When personal loss opens the door to an eating disorder
A recovery story
by Diana Beaudet
The tipping point for the onset or relapse of an eating disorder is not always evident. Sometimes, the experience of personal loss can be the trigger. Whether it is the loss of family or friend, the loss of or disconnection from self at pivotal stages in life (adolescence, marriage, parenthood, divorce) or the loss of physical safety or trust in others or environment – all can have a profound impact on your perception of self and of your evolving life.
Eating disorders numb the pain of loss
For people who are genetically predisposed, restriction, binging and purging offer a false sense of refuge from dealing with loss and trauma. Starvation may bring feelings of calmness and purity, and even reach the stages of euphoria; while binging and purging can feel like a chaotic distraction. In either case, you become all-consumed by the eating disorder – its voice occupying your mind and leaving no space for you to think about or address the complicated and deep emotions surrounding the loss that initially triggered the disorder.
When the relationship with my siblings abruptly ended, my restrictive eating disorder flourished. Starving myself numbed the hurt and shame of their rejection, and my sadness at losing the family I had loved. I felt driven to be as physically small and insignificant as I emotionally felt. When I couldn’t sort out or solve what happened with my family, I got lost in my anorexia.
Turning stories of loss into stories of healing
One of the most helpful tools in my recovery kit – especially when I’m feeling down and don’t have access to therapy – is reading other’s stories of loss and recovery. These stories are a powerful reinforcement that I am not alone in my loss, or in my eating disorder experience and recovery.
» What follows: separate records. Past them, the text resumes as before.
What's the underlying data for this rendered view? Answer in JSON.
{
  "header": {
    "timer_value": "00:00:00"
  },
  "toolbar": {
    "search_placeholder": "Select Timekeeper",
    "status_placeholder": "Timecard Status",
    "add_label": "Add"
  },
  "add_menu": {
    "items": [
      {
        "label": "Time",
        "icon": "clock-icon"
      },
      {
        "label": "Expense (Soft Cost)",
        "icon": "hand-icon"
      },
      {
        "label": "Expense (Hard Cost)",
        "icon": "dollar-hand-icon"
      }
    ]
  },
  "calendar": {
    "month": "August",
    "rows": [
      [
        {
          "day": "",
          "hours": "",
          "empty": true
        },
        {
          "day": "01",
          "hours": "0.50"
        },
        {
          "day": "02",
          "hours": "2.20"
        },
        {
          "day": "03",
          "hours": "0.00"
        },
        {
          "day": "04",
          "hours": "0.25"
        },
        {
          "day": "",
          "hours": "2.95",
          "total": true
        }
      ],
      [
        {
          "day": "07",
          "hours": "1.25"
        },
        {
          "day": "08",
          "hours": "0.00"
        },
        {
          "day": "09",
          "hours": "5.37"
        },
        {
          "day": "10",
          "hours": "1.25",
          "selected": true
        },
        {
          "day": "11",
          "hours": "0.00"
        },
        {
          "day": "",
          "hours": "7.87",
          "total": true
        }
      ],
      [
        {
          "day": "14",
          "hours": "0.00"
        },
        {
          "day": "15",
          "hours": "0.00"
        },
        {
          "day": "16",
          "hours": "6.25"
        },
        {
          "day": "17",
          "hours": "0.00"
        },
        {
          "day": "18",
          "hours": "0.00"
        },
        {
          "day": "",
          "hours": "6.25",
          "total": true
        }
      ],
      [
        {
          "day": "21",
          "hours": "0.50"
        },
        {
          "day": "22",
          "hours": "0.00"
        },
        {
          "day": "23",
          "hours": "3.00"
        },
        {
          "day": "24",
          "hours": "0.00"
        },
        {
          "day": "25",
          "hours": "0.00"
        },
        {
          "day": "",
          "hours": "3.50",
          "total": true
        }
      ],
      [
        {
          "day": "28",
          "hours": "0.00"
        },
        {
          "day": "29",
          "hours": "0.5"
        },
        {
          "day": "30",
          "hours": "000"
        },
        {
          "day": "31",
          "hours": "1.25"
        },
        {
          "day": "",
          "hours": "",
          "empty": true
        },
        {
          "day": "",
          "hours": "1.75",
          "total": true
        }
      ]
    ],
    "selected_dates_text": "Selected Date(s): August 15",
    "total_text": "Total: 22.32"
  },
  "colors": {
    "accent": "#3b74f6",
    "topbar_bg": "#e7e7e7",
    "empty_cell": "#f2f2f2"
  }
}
When I eventually realized and acknowledged that I might have an eating disorder, but before I began recovery, I did not know that others might have a similar experience of loss. As a result, I was secretive of my situation and remained very isolated (ED loves isolation). But then, as I began to open myself to recovery and to others, I learned that I was far from alone. This realization allowed me to feel comfortable connecting with others, and has brought peace and healing to my life.
Drafting my own stories
In addition to leaning on other’s stories as a source of perspective, I’ve grown increasingly comfortable with sharing my own. Throughout my recovery, I’ve kept a diary by my side. Originally recommended as a way to track diet and exercise to be shared with my dietitian and note tasks and goals set with my therapist, my diary quickly evolved as a place to express the powerful emotions related to recovery that I was uncomfortable sharing with others. Writing allowed me to process and untangle all of the painful realizations that I was making in therapy – long ignored and silenced through restriction.
Over time, diary writing became the foundation for drafting my story to share publicly. Doing so has given me courage and opened me to others in a more meaningful way. This has become, for me, a critical step in my recovery. I recently went further in this process, by co-writing with my therapist and sharing my story of loss. This collaborative approach enabled reflection on how the loss of important relationships had affected my eating disorder – and how working through that loss in therapy led to a significant and tangible step forward in my eating disorder recovery.
Recovery is empowering at every age, for everyone
A close teen-aged family member has recently experienced her core friend group and her long-time “best” friend withdraw from her – an unfortunately normal experience for many girls as they navigate their teen years. In response to this loss, she began restricting, and former fears about foods and eating quickly returned as well. Fortunately, she asked for help. She has bravely tackled her eating disorder with a combination of cognitive behavior therapy (CBT), family based treatment (FBT), exposure therapy, and nutritional counseling – and with each passing week, she’s become a happy, confident and more resilient young woman. This has given her the strength to put the loss of her friends into a mature and forward-thinking perspective. Her recovery experience – directly tackling her greatest fears each day and succeeding – is teaching her that she is stronger than she ever imagined.
She is empowered.
She is my hero.
Let recovery empower you
Confronting your loss, pain and fears at every age, and allowing yourself to enter recovery will heal not only your body, but your mind and soul as well. It will be the best hard work that you will ever do, because it will allow you to move forward in your life. Recovery will allow you to find peace and freedom – and, it will empower you.
We welcome you to share your own stories of loss and recovery with us. To do so, please contact us.